Below are the entries; return every line among them that holds the word "become".

------------------------------------------------

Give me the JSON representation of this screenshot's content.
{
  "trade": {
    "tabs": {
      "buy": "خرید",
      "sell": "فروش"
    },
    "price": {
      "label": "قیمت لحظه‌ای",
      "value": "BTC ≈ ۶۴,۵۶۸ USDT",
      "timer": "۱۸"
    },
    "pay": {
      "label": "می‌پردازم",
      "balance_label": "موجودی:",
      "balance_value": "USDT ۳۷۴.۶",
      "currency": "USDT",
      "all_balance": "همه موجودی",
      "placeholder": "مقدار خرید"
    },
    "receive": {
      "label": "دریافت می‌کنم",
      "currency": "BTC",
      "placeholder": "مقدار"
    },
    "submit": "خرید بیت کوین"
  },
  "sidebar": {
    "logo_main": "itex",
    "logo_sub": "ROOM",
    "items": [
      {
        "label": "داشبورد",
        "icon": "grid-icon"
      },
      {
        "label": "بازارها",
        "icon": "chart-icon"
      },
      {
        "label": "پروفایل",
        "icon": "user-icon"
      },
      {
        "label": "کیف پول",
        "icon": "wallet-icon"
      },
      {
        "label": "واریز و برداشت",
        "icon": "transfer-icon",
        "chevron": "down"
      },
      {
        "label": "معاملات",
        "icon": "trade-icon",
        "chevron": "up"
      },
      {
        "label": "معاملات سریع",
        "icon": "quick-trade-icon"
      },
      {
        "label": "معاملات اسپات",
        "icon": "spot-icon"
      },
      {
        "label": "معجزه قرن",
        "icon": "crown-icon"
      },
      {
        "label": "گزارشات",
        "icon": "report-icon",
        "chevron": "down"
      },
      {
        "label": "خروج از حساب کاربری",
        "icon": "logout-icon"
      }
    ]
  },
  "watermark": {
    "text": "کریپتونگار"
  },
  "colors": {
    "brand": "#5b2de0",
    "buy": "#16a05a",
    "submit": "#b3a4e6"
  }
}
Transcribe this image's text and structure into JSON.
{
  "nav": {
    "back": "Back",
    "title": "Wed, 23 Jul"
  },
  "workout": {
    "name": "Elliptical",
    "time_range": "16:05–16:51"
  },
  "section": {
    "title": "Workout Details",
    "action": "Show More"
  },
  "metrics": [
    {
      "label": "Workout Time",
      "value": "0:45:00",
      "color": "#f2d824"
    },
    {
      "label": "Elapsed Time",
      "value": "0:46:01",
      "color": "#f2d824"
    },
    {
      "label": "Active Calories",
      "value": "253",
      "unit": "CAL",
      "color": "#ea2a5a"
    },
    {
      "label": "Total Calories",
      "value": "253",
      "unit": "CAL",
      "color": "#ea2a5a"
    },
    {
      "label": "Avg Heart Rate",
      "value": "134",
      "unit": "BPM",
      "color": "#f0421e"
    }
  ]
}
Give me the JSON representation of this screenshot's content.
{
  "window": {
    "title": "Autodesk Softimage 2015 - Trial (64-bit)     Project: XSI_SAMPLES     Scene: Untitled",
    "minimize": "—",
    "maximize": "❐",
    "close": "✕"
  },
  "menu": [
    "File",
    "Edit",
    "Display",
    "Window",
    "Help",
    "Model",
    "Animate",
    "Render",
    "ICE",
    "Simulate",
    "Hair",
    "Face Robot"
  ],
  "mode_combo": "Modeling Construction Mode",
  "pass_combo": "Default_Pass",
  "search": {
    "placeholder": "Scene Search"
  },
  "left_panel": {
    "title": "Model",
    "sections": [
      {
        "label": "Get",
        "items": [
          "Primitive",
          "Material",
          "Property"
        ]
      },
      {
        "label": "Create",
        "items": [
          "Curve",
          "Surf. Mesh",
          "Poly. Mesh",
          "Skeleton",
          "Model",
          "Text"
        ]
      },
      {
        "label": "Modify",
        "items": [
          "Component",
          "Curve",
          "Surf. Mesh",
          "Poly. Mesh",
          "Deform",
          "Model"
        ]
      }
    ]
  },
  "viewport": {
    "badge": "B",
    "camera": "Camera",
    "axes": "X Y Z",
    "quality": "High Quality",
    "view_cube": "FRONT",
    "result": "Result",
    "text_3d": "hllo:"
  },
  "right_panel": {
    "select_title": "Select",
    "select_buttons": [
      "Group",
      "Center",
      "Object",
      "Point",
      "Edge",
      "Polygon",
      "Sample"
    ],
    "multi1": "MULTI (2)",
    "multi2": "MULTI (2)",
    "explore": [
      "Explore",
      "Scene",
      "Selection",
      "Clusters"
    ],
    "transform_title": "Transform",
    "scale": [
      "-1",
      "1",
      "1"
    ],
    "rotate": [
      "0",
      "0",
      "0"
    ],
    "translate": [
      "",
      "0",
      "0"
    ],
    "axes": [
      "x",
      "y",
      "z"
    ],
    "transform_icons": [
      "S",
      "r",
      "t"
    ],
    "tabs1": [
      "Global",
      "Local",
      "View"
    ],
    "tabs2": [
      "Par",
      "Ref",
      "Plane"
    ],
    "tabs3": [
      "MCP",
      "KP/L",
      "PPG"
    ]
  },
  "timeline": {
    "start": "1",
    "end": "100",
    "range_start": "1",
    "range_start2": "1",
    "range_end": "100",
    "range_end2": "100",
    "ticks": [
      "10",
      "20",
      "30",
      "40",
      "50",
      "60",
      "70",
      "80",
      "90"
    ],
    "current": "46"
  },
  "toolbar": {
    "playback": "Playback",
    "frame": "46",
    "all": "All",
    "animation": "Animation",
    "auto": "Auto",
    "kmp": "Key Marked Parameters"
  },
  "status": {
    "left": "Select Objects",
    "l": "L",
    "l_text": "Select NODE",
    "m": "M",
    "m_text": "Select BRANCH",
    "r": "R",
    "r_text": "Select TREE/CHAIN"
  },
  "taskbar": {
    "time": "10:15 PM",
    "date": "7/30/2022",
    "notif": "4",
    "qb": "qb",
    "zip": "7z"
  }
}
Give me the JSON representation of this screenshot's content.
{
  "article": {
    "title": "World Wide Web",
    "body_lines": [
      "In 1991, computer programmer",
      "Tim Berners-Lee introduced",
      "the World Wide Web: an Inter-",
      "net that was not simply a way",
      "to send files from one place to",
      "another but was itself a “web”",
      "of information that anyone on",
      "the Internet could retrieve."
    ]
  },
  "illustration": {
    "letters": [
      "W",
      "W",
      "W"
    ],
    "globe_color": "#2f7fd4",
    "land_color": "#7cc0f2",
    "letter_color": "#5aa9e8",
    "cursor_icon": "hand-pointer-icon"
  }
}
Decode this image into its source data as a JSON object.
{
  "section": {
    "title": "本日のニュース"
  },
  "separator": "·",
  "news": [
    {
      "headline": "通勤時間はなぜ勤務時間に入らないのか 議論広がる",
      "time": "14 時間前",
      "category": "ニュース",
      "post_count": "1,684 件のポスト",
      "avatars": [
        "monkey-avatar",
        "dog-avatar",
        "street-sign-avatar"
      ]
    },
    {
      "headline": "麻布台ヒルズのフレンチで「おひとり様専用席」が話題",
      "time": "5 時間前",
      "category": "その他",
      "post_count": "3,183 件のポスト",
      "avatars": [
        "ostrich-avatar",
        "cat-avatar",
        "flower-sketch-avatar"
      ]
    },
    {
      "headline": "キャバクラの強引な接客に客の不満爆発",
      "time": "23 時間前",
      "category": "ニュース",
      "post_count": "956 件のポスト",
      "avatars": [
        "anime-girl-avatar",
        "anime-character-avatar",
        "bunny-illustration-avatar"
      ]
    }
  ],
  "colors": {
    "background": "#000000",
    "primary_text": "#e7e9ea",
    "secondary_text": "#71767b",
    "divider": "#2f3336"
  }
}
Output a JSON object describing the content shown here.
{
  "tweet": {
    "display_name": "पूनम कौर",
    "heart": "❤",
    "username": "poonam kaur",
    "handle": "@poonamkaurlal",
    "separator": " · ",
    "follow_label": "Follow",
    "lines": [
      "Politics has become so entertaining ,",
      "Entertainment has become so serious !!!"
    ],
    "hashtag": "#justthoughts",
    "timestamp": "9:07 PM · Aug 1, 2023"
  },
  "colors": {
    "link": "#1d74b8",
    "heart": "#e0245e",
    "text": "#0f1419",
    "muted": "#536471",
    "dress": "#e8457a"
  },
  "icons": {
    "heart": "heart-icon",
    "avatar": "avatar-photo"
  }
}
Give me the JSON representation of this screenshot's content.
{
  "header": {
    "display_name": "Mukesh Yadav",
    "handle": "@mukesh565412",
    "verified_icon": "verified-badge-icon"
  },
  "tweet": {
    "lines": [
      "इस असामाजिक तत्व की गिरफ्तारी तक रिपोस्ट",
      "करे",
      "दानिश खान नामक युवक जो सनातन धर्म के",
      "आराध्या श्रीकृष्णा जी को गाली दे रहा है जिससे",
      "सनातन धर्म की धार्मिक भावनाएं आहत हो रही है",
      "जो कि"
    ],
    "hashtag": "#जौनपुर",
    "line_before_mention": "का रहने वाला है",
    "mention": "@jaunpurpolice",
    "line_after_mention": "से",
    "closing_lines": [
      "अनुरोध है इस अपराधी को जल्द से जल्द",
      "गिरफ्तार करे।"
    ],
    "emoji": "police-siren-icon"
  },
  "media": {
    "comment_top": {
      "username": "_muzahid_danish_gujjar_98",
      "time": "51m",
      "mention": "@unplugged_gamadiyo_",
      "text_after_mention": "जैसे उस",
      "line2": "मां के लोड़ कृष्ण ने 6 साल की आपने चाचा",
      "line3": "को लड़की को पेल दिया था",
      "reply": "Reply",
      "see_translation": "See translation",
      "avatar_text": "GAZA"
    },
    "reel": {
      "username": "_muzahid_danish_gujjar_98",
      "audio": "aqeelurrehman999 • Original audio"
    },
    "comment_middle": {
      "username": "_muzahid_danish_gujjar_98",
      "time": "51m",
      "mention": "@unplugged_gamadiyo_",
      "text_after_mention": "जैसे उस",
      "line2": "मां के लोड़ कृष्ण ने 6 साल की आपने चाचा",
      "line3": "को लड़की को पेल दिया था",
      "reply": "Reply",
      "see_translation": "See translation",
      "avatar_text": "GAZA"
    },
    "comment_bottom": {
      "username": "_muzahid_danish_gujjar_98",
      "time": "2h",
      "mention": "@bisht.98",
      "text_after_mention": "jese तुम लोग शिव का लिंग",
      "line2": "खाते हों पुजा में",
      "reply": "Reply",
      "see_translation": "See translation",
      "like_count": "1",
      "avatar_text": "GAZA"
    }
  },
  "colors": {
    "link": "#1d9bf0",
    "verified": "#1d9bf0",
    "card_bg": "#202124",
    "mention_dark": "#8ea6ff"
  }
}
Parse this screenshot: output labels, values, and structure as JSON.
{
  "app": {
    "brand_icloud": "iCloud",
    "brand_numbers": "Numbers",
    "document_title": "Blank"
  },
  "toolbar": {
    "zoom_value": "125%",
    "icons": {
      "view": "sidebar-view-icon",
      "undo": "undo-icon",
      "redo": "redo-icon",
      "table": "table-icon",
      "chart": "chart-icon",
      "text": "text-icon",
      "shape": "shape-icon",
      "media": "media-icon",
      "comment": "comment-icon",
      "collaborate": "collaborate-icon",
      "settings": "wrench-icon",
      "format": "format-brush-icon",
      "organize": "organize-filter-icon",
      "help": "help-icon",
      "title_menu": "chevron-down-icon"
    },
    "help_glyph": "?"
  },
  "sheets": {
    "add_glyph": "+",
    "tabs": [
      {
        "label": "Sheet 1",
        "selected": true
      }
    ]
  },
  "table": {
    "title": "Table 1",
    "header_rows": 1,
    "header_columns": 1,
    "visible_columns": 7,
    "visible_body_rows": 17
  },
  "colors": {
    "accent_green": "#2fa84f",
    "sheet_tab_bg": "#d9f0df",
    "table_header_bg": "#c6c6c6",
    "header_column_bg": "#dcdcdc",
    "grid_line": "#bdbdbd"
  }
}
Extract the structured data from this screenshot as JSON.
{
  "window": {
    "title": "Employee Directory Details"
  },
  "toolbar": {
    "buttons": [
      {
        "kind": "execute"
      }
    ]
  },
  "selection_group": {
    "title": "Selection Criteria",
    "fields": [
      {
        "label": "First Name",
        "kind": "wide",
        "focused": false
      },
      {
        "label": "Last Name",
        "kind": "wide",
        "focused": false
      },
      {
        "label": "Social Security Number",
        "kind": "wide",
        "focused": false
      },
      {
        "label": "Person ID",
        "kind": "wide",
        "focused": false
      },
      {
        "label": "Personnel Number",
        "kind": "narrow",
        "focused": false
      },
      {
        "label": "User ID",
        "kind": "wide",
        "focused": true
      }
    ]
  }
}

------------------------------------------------

Reply:
      "Politics has become so entertaining ,",
      "Entertainment has become so serious !!!"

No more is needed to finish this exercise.